Assignment:
Set down a true copy of the data, with all pictures left out.

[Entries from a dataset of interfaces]
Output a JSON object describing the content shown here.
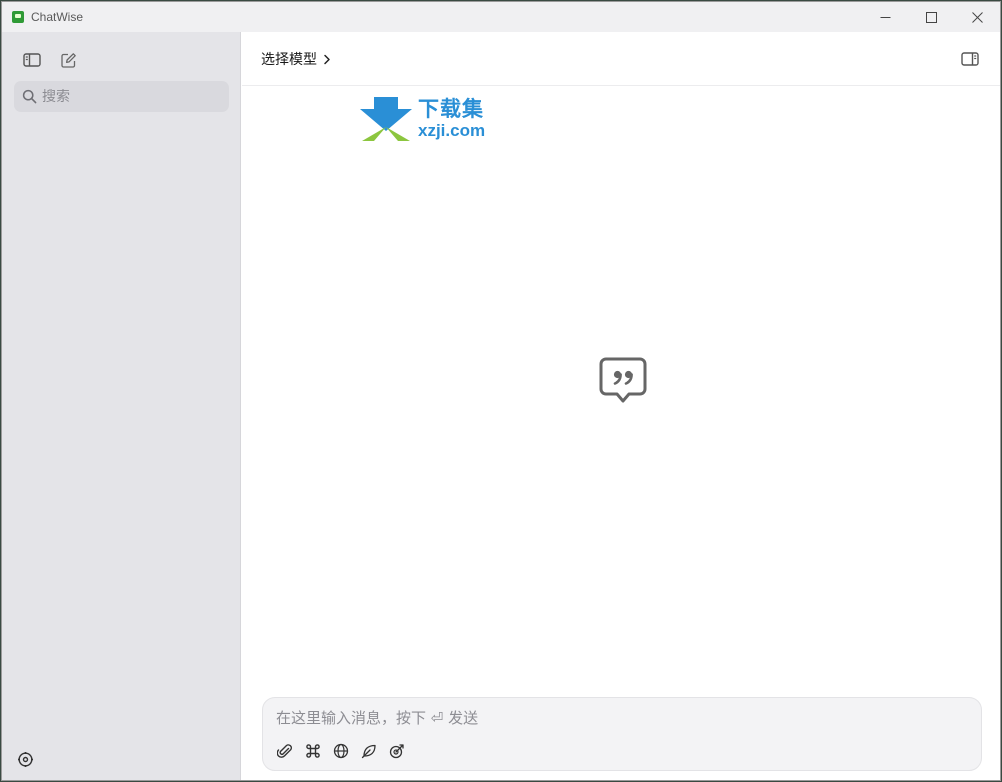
{
  "window": {
    "title": "ChatWise"
  },
  "sidebar": {
    "search_placeholder": "搜索",
    "icons": [
      "sidebar-toggle-icon",
      "new-chat-icon",
      "search-icon",
      "settings-icon"
    ]
  },
  "main": {
    "model_selector_label": "选择模型",
    "watermark": {
      "cn": "下载集",
      "url": "xzji.com"
    },
    "composer": {
      "placeholder": "在这里输入消息，按下 ⏎ 发送",
      "tools": [
        "attachment-icon",
        "command-icon",
        "web-search-icon",
        "leaf-icon",
        "tool-icon"
      ]
    }
  },
  "colors": {
    "sidebar_bg": "#e4e4e8",
    "titlebar_bg": "#f0f0f2",
    "composer_bg": "#f3f3f5",
    "watermark_blue": "#2a8fd6",
    "watermark_green": "#8cc63f"
  }
}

Written answer:
Output a JSON object describing the content shown here.
{
  "window": {
    "title": "ChatWise"
  },
  "sidebar": {
    "search_placeholder": "搜索",
    "icons": [
      "sidebar-toggle-icon",
      "new-chat-icon",
      "search-icon",
      "settings-icon"
    ]
  },
  "main": {
    "model_selector_label": "选择模型",
    "watermark": {
      "cn": "下载集",
      "url": "xzji.com"
    },
    "composer": {
      "placeholder": "在这里输入消息，按下 ⏎ 发送",
      "tools": [
        "attachment-icon",
        "command-icon",
        "web-search-icon",
        "leaf-icon",
        "tool-icon"
      ]
    }
  },
  "colors": {
    "sidebar_bg": "#e4e4e8",
    "titlebar_bg": "#f0f0f2",
    "composer_bg": "#f3f3f5",
    "watermark_blue": "#2a8fd6",
    "watermark_green": "#8cc63f"
  }
}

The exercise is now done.